For years now, people have been saying we need to have an adult conversation about how to pay for better transit in Toronto. Well, we're having it now. The city is buzzing with talk about revenue streams and dedicated taxes.

City Hall is in the first phase of an elaborate, three-part consultation exercise designed to wake Torontonians up to the transit challenge and get them to help choose how – or whether – they want to be taxed. It's called Feeling Congested? Toronto Talks Transportation, and organizers have been holding public meetings around the city.

Metrolinx, the provincial transit agency, has been holding parallel roundtables, called Join the Big Conversation. The Toronto Region Board of Trade is promising to "advance the conversation" by backing a preferred set of revenue tools – taxes, to you and me – to pay for transit. The Greater Toronto CivicAction Alliance has a campaign called "What would you do with 32?" that invites people to think about all the time they could save – 32 minutes, on average – if we build more transit and prevent commuting gridlock.
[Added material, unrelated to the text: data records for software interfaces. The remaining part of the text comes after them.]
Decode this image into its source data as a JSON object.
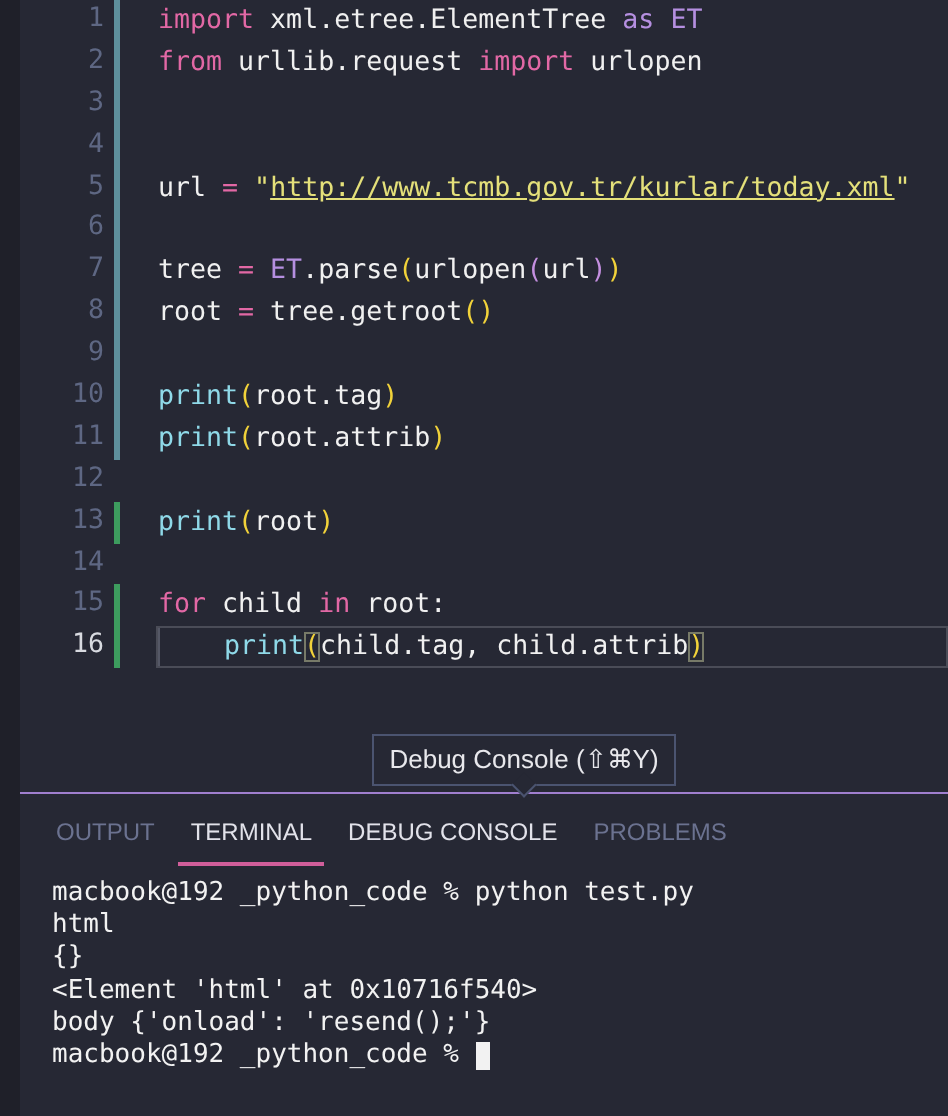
{
  "editor": {
    "lines": [
      {
        "number": "1",
        "modified": true,
        "added": false,
        "current": false,
        "indented": false,
        "tokens": [
          {
            "kind": "keyword",
            "text": "import"
          },
          {
            "kind": "plain",
            "text": " xml.etree.ElementTree "
          },
          {
            "kind": "keyword2",
            "text": "as"
          },
          {
            "kind": "name",
            "text": " ET"
          }
        ]
      },
      {
        "number": "2",
        "modified": true,
        "added": false,
        "current": false,
        "indented": false,
        "tokens": [
          {
            "kind": "keyword",
            "text": "from"
          },
          {
            "kind": "plain",
            "text": " urllib.request "
          },
          {
            "kind": "keyword",
            "text": "import"
          },
          {
            "kind": "plain",
            "text": " urlopen"
          }
        ]
      },
      {
        "number": "3",
        "modified": true,
        "added": false,
        "current": false,
        "indented": false
      },
      {
        "number": "4",
        "modified": true,
        "added": false,
        "current": false,
        "indented": false
      },
      {
        "number": "5",
        "modified": true,
        "added": false,
        "current": false,
        "indented": false,
        "tokens": [
          {
            "kind": "plain",
            "text": "url "
          },
          {
            "kind": "op",
            "text": "="
          },
          {
            "kind": "string",
            "text": " \""
          },
          {
            "kind": "link",
            "text": "http://www.tcmb.gov.tr/kurlar/today.xml"
          },
          {
            "kind": "string",
            "text": "\""
          }
        ]
      },
      {
        "number": "6",
        "modified": true,
        "added": false,
        "current": false,
        "indented": false
      },
      {
        "number": "7",
        "modified": true,
        "added": false,
        "current": false,
        "indented": false,
        "tokens": [
          {
            "kind": "plain",
            "text": "tree "
          },
          {
            "kind": "op",
            "text": "="
          },
          {
            "kind": "name",
            "text": " ET"
          },
          {
            "kind": "plain",
            "text": ".parse"
          },
          {
            "kind": "paren",
            "text": "("
          },
          {
            "kind": "plain",
            "text": "urlopen"
          },
          {
            "kind": "paren2",
            "text": "("
          },
          {
            "kind": "plain",
            "text": "url"
          },
          {
            "kind": "paren2",
            "text": ")"
          },
          {
            "kind": "paren",
            "text": ")"
          }
        ]
      },
      {
        "number": "8",
        "modified": true,
        "added": false,
        "current": false,
        "indented": false,
        "tokens": [
          {
            "kind": "plain",
            "text": "root "
          },
          {
            "kind": "op",
            "text": "="
          },
          {
            "kind": "plain",
            "text": " tree.getroot"
          },
          {
            "kind": "paren",
            "text": "()"
          }
        ]
      },
      {
        "number": "9",
        "modified": true,
        "added": false,
        "current": false,
        "indented": false
      },
      {
        "number": "10",
        "modified": true,
        "added": false,
        "current": false,
        "indented": false,
        "tokens": [
          {
            "kind": "func",
            "text": "print"
          },
          {
            "kind": "paren",
            "text": "("
          },
          {
            "kind": "plain",
            "text": "root.tag"
          },
          {
            "kind": "paren",
            "text": ")"
          }
        ]
      },
      {
        "number": "11",
        "modified": true,
        "added": false,
        "current": false,
        "indented": false,
        "tokens": [
          {
            "kind": "func",
            "text": "print"
          },
          {
            "kind": "paren",
            "text": "("
          },
          {
            "kind": "plain",
            "text": "root.attrib"
          },
          {
            "kind": "paren",
            "text": ")"
          }
        ]
      },
      {
        "number": "12",
        "modified": false,
        "added": false,
        "current": false,
        "indented": false
      },
      {
        "number": "13",
        "modified": false,
        "added": true,
        "current": false,
        "indented": false,
        "tokens": [
          {
            "kind": "func",
            "text": "print"
          },
          {
            "kind": "paren",
            "text": "("
          },
          {
            "kind": "plain",
            "text": "root"
          },
          {
            "kind": "paren",
            "text": ")"
          }
        ]
      },
      {
        "number": "14",
        "modified": false,
        "added": false,
        "current": false,
        "indented": false
      },
      {
        "number": "15",
        "modified": false,
        "added": true,
        "current": false,
        "indented": false,
        "tokens": [
          {
            "kind": "keyword",
            "text": "for"
          },
          {
            "kind": "plain",
            "text": " child "
          },
          {
            "kind": "keyword",
            "text": "in"
          },
          {
            "kind": "plain",
            "text": " root:"
          }
        ]
      },
      {
        "number": "16",
        "modified": false,
        "added": true,
        "current": true,
        "indented": true,
        "tokens": [
          {
            "kind": "func",
            "text": "print"
          },
          {
            "kind": "match",
            "text": "("
          },
          {
            "kind": "plain",
            "text": "child.tag, child.attrib"
          },
          {
            "kind": "match",
            "text": ")"
          }
        ]
      }
    ]
  },
  "tooltip": {
    "text": "Debug Console (⇧⌘Y)"
  },
  "panel": {
    "tabs": [
      {
        "label": "OUTPUT",
        "selected": false,
        "hovered": false
      },
      {
        "label": "TERMINAL",
        "selected": true,
        "hovered": false
      },
      {
        "label": "DEBUG CONSOLE",
        "selected": false,
        "hovered": true
      },
      {
        "label": "PROBLEMS",
        "selected": false,
        "hovered": false
      }
    ],
    "terminal": [
      {
        "text": "macbook@192 _python_code % python test.py",
        "cursor": false
      },
      {
        "text": "html",
        "cursor": false
      },
      {
        "text": "{}",
        "cursor": false
      },
      {
        "text": "<Element 'html' at 0x10716f540>",
        "cursor": false
      },
      {
        "text": "body {'onload': 'resend();'}",
        "cursor": false
      },
      {
        "text": "macbook@192 _python_code %",
        "cursor": true
      }
    ]
  }
}
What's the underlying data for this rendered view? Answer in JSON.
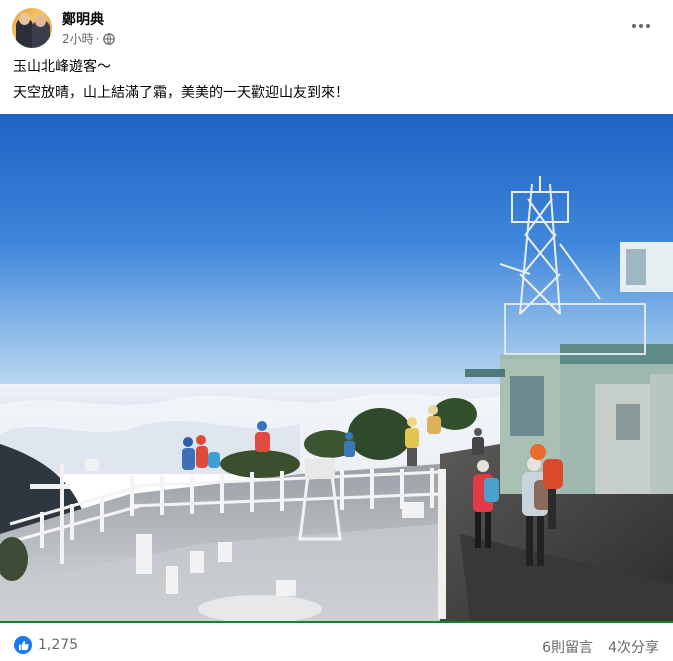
{
  "post": {
    "author": "鄭明典",
    "time": "2小時",
    "separator": "·",
    "audience_icon": "globe-icon",
    "more_icon": "more-horizontal-icon",
    "text_lines": [
      "玉山北峰遊客～",
      "天空放晴，山上結滿了霜，美美的一天歡迎山友到來！"
    ]
  },
  "photo": {
    "description_icon": "mountain-summit-photo"
  },
  "footer": {
    "reaction_icon": "like-icon",
    "reactions": "1,275",
    "comments": "6則留言",
    "shares": "4次分享"
  },
  "colors": {
    "accent": "#1877f2",
    "secondary_text": "#65676b",
    "sky_top": "#1e63c4",
    "sky_bottom": "#9cc3ea"
  }
}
Is any of this really going to make any difference? To look on the bright side for a minute, it's encouraging that so much energy is going into a search for solutions to what is perhaps Toronto's biggest challenge for the coming decades: how to avoid strangling on its own growth.

All these talking shops spring from a broad, now nearly universal, consensus that the city has dropped the ball on transportation. Traffic congestion is growing. The TTC is bursting at the seams. Across the city you hear the cry: something must be done. "For too long, we have been teased with lofty plans and colourful presentations that ended up collecting dust on government shelves," board of trade chief executive Carol Wilding wrote in The Globe and Mail earlier this month.

One of those plans, Metrolinx's Big Move, is priced at a staggering $34-billion. How on Earth does a province that is struggling with high debt and deficits, or a city that is fighting to control costs, come up with that kind of money?

At a Feeling Congested? meeting at City Hall this week, participants were asked to place a green sticker beside the funding option they preferred. Sales tax? Parking levy? Property-tax increase? Highways tolls?

It is surely a good thing that people are being invited to have a say on this crucial question, especially considering that it could cost them a lot of money. Raising the $2-billion a year needed for the Big Move would ding the average household $600 if it was done through a hike in the personal income tax.

Eventually, though, small groups of concerned citizens will not make this call. Political leaders will. Are they bold enough to tell voters: I will tax you for better transit? Kathleen Wynne, the new Premier, gave some reason for hope when she said recently that she was willing to consider new revenue sources to pay for transit, even if it involved "political risk." Tim Hudak, the Tory leader, was more careful when he spoke to the board of trade on Wednesday. He said he wanted to root out waste in the provincial government before asking taxpayers for more money. But he also said in the cold type of a news release that, when that was done, he would seek advice from voters on a "clear, dedicated, predictable source of funding."

A hopeful person would note that at least all of the talk is heading in the same direction – toward a recognition that government will have to raise more money to pay for transit and that some sort of dedicated tax or levy, directed specifically and solely to transit projects, is the way to go. A cautious person would note that, so far, it is all just talk.